(Excerpts from a dataset)
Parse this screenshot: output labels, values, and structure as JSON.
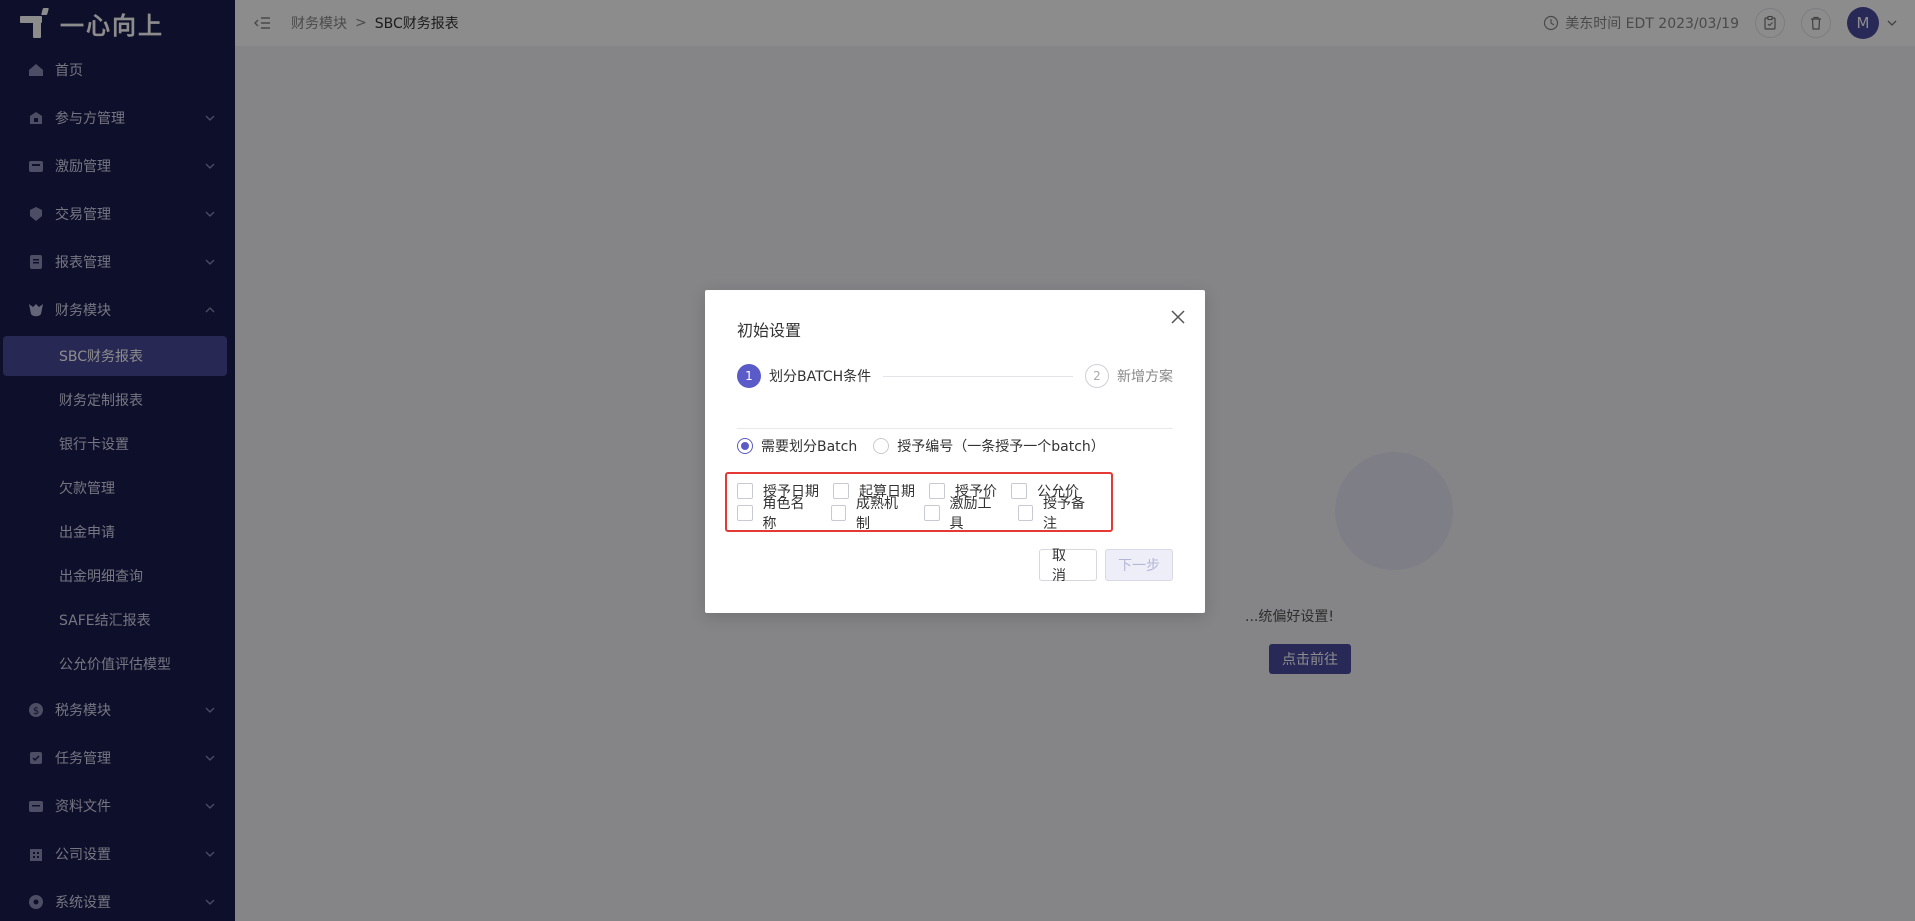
{
  "app": {
    "logo_text": "一心向上"
  },
  "sidebar": {
    "items": [
      {
        "label": "首页",
        "icon": "home-icon",
        "expandable": false
      },
      {
        "label": "参与方管理",
        "icon": "participants-icon",
        "expandable": true
      },
      {
        "label": "激励管理",
        "icon": "incentive-icon",
        "expandable": true
      },
      {
        "label": "交易管理",
        "icon": "trade-icon",
        "expandable": true
      },
      {
        "label": "报表管理",
        "icon": "report-icon",
        "expandable": true
      },
      {
        "label": "财务模块",
        "icon": "finance-icon",
        "expandable": true,
        "expanded": true
      }
    ],
    "finance_sub": [
      {
        "label": "SBC财务报表",
        "active": true
      },
      {
        "label": "财务定制报表"
      },
      {
        "label": "银行卡设置"
      },
      {
        "label": "欠款管理"
      },
      {
        "label": "出金申请"
      },
      {
        "label": "出金明细查询"
      },
      {
        "label": "SAFE结汇报表"
      },
      {
        "label": "公允价值评估模型"
      }
    ],
    "items_after": [
      {
        "label": "税务模块",
        "icon": "tax-icon"
      },
      {
        "label": "任务管理",
        "icon": "task-icon"
      },
      {
        "label": "资料文件",
        "icon": "files-icon"
      },
      {
        "label": "公司设置",
        "icon": "company-icon"
      },
      {
        "label": "系统设置",
        "icon": "system-icon"
      }
    ]
  },
  "header": {
    "breadcrumb": [
      "财务模块",
      "SBC财务报表"
    ],
    "time_text": "美东时间 EDT 2023/03/19",
    "avatar_letter": "M"
  },
  "main": {
    "empty_text": "...统偏好设置!",
    "go_button": "点击前往"
  },
  "modal": {
    "title": "初始设置",
    "steps": [
      {
        "num": "1",
        "label": "划分BATCH条件",
        "active": true
      },
      {
        "num": "2",
        "label": "新增方案",
        "active": false
      }
    ],
    "radios": [
      {
        "label": "需要划分Batch",
        "checked": true
      },
      {
        "label": "授予编号（一条授予一个batch）",
        "checked": false
      }
    ],
    "checkbox_rows": [
      [
        "授予日期",
        "起算日期",
        "授予价",
        "公允价"
      ],
      [
        "角色名称",
        "成熟机制",
        "激励工具",
        "授予备注"
      ]
    ],
    "cancel_label": "取 消",
    "next_label": "下一步"
  },
  "colors": {
    "sidebar_bg": "#1b1c4f",
    "accent": "#5a5ac8",
    "highlight_border": "#e53935"
  }
}
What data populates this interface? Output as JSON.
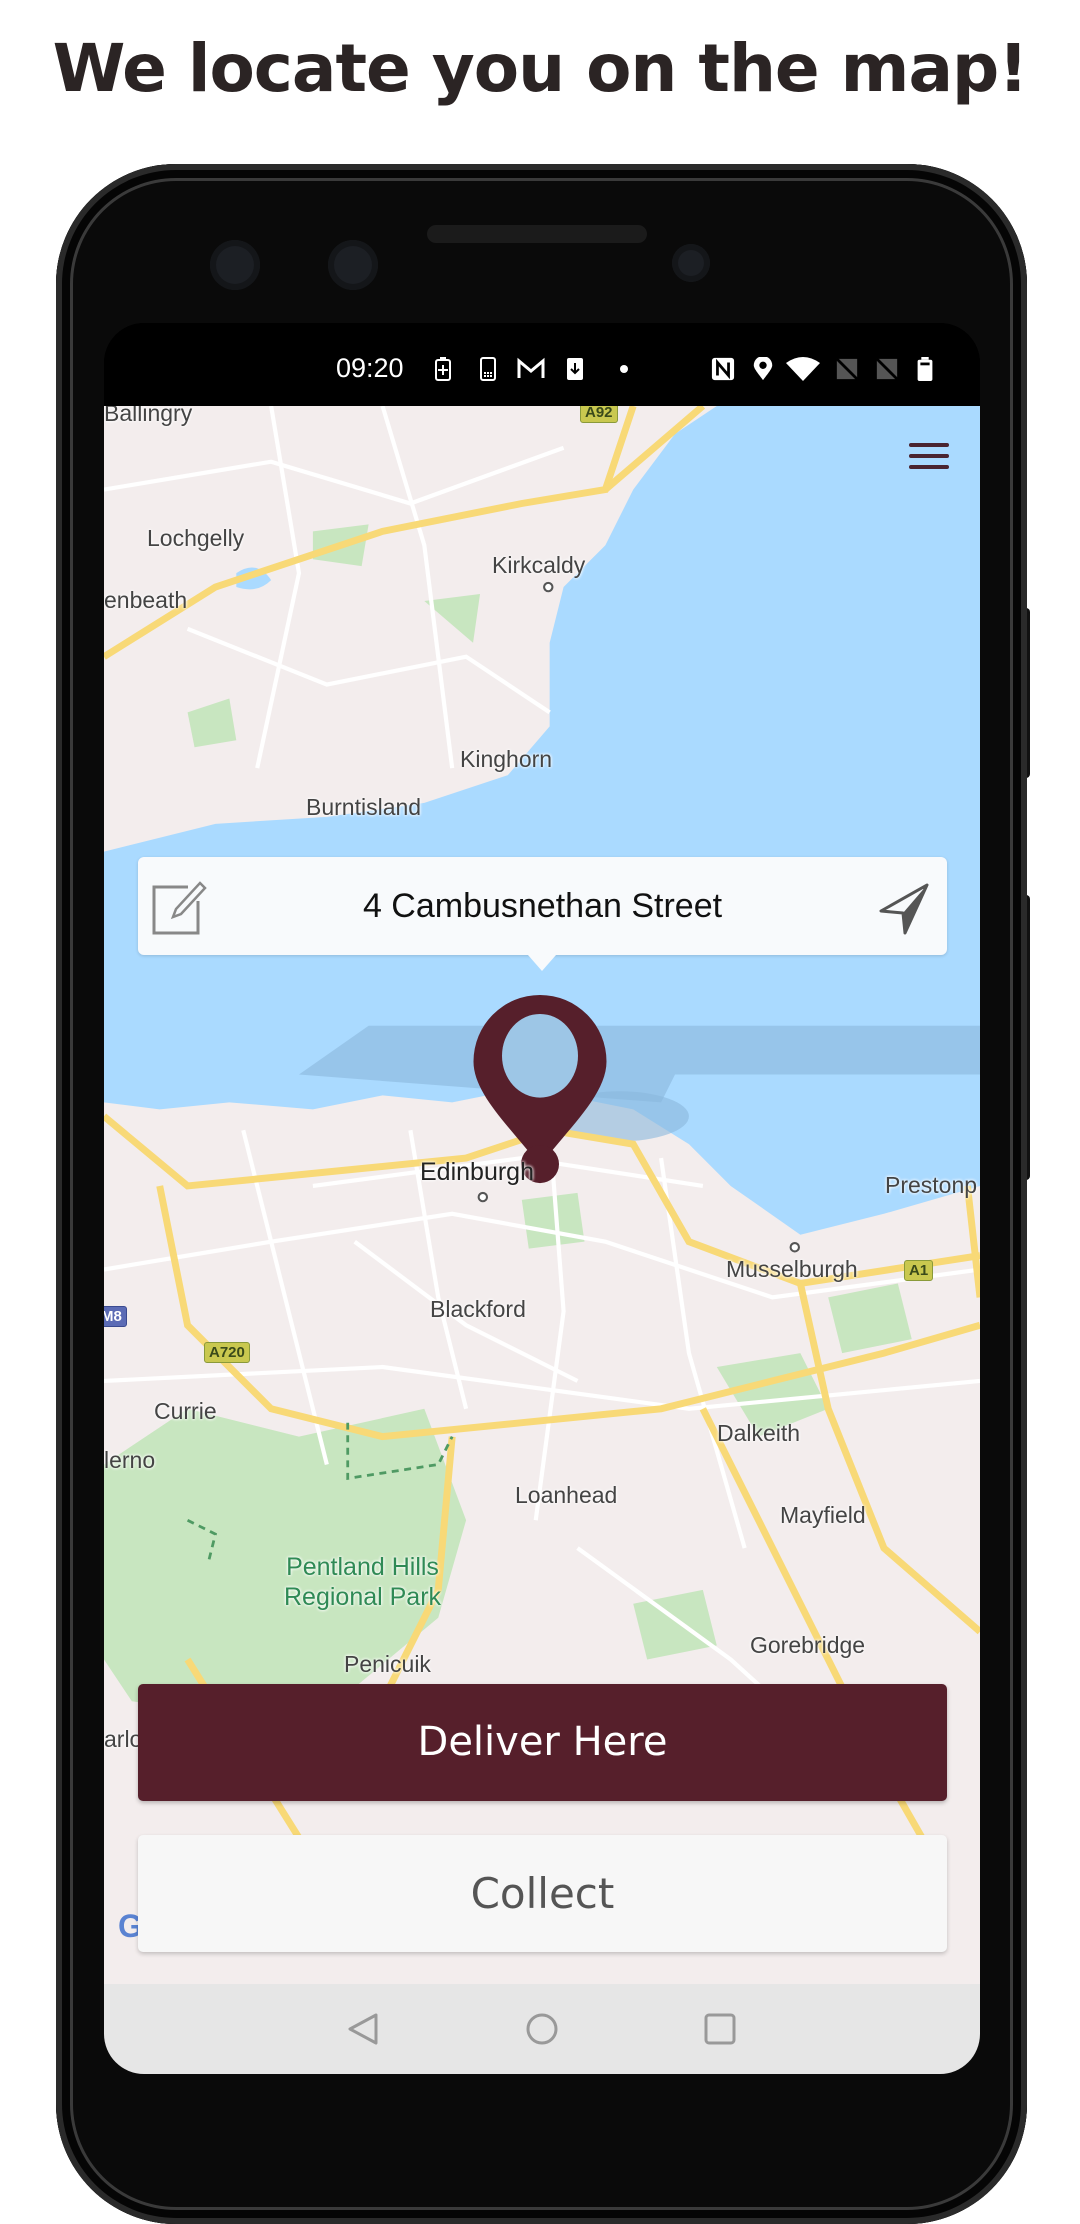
{
  "headline": "We locate you on the map!",
  "status_bar": {
    "time": "09:20",
    "icons": [
      "battery-saver-icon",
      "sim-icon",
      "gmail-icon",
      "download-icon",
      "dot-icon",
      "nfc-icon",
      "location-icon",
      "wifi-icon",
      "no-signal-icon",
      "no-signal-icon",
      "battery-icon"
    ]
  },
  "map": {
    "labels": {
      "ballingry": "Ballingry",
      "lochgelly": "Lochgelly",
      "cowdenbeath": "enbeath",
      "kirkcaldy": "Kirkcaldy",
      "kinghorn": "Kinghorn",
      "burntisland": "Burntisland",
      "edinburgh": "Edinburgh",
      "prestonpans": "Prestonp",
      "musselburgh": "Musselburgh",
      "blackford": "Blackford",
      "currie": "Currie",
      "balerno": "lerno",
      "dalkeith": "Dalkeith",
      "loanhead": "Loanhead",
      "mayfield": "Mayfield",
      "pentland_1": "Pentland Hills",
      "pentland_2": "Regional Park",
      "gorebridge": "Gorebridge",
      "penicuik": "Penicuik",
      "carlops": "arlons"
    },
    "road_shields": {
      "a92": "A92",
      "a720": "A720",
      "a1": "A1",
      "m8": "M8"
    },
    "attribution": "Google",
    "colors": {
      "land": "#f3eded",
      "water": "#aadaff",
      "park": "#c8e6c0",
      "major_road": "#f8d977"
    }
  },
  "menu_icon": "hamburger-menu-icon",
  "address_card": {
    "address": "4 Cambusnethan Street",
    "edit_icon": "edit-icon",
    "locate_icon": "navigation-arrow-icon"
  },
  "pin": {
    "icon": "map-pin-icon",
    "color": "#561f2b"
  },
  "buttons": {
    "deliver": "Deliver Here",
    "collect": "Collect"
  },
  "accent": "#561f2b",
  "nav_bar": {
    "back": "back-icon",
    "home": "home-icon",
    "recents": "recents-icon"
  }
}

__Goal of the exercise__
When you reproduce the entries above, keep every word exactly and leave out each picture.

__Exercise result__
Parse this screenshot: output labels, values, and structure as JSON.
{
  "app": {
    "logo_text": "一心向上"
  },
  "sidebar": {
    "items": [
      {
        "label": "首页",
        "icon": "home-icon",
        "expandable": false
      },
      {
        "label": "参与方管理",
        "icon": "participants-icon",
        "expandable": true
      },
      {
        "label": "激励管理",
        "icon": "incentive-icon",
        "expandable": true
      },
      {
        "label": "交易管理",
        "icon": "trade-icon",
        "expandable": true
      },
      {
        "label": "报表管理",
        "icon": "report-icon",
        "expandable": true
      },
      {
        "label": "财务模块",
        "icon": "finance-icon",
        "expandable": true,
        "expanded": true
      }
    ],
    "finance_sub": [
      {
        "label": "SBC财务报表",
        "active": true
      },
      {
        "label": "财务定制报表"
      },
      {
        "label": "银行卡设置"
      },
      {
        "label": "欠款管理"
      },
      {
        "label": "出金申请"
      },
      {
        "label": "出金明细查询"
      },
      {
        "label": "SAFE结汇报表"
      },
      {
        "label": "公允价值评估模型"
      }
    ],
    "items_after": [
      {
        "label": "税务模块",
        "icon": "tax-icon"
      },
      {
        "label": "任务管理",
        "icon": "task-icon"
      },
      {
        "label": "资料文件",
        "icon": "files-icon"
      },
      {
        "label": "公司设置",
        "icon": "company-icon"
      },
      {
        "label": "系统设置",
        "icon": "system-icon"
      }
    ]
  },
  "header": {
    "breadcrumb": [
      "财务模块",
      "SBC财务报表"
    ],
    "time_text": "美东时间 EDT 2023/03/19",
    "avatar_letter": "M"
  },
  "main": {
    "empty_text": "...统偏好设置!",
    "go_button": "点击前往"
  },
  "modal": {
    "title": "初始设置",
    "steps": [
      {
        "num": "1",
        "label": "划分BATCH条件",
        "active": true
      },
      {
        "num": "2",
        "label": "新增方案",
        "active": false
      }
    ],
    "radios": [
      {
        "label": "需要划分Batch",
        "checked": true
      },
      {
        "label": "授予编号（一条授予一个batch）",
        "checked": false
      }
    ],
    "checkbox_rows": [
      [
        "授予日期",
        "起算日期",
        "授予价",
        "公允价"
      ],
      [
        "角色名称",
        "成熟机制",
        "激励工具",
        "授予备注"
      ]
    ],
    "cancel_label": "取 消",
    "next_label": "下一步"
  },
  "colors": {
    "sidebar_bg": "#1b1c4f",
    "accent": "#5a5ac8",
    "highlight_border": "#e53935"
  }
}
What data populates this interface? Output as JSON.
{
  "headline": "We locate you on the map!",
  "status_bar": {
    "time": "09:20",
    "icons": [
      "battery-saver-icon",
      "sim-icon",
      "gmail-icon",
      "download-icon",
      "dot-icon",
      "nfc-icon",
      "location-icon",
      "wifi-icon",
      "no-signal-icon",
      "no-signal-icon",
      "battery-icon"
    ]
  },
  "map": {
    "labels": {
      "ballingry": "Ballingry",
      "lochgelly": "Lochgelly",
      "cowdenbeath": "enbeath",
      "kirkcaldy": "Kirkcaldy",
      "kinghorn": "Kinghorn",
      "burntisland": "Burntisland",
      "edinburgh": "Edinburgh",
      "prestonpans": "Prestonp",
      "musselburgh": "Musselburgh",
      "blackford": "Blackford",
      "currie": "Currie",
      "balerno": "lerno",
      "dalkeith": "Dalkeith",
      "loanhead": "Loanhead",
      "mayfield": "Mayfield",
      "pentland_1": "Pentland Hills",
      "pentland_2": "Regional Park",
      "gorebridge": "Gorebridge",
      "penicuik": "Penicuik",
      "carlops": "arlons"
    },
    "road_shields": {
      "a92": "A92",
      "a720": "A720",
      "a1": "A1",
      "m8": "M8"
    },
    "attribution": "Google",
    "colors": {
      "land": "#f3eded",
      "water": "#aadaff",
      "park": "#c8e6c0",
      "major_road": "#f8d977"
    }
  },
  "menu_icon": "hamburger-menu-icon",
  "address_card": {
    "address": "4 Cambusnethan Street",
    "edit_icon": "edit-icon",
    "locate_icon": "navigation-arrow-icon"
  },
  "pin": {
    "icon": "map-pin-icon",
    "color": "#561f2b"
  },
  "buttons": {
    "deliver": "Deliver Here",
    "collect": "Collect"
  },
  "accent": "#561f2b",
  "nav_bar": {
    "back": "back-icon",
    "home": "home-icon",
    "recents": "recents-icon"
  }
}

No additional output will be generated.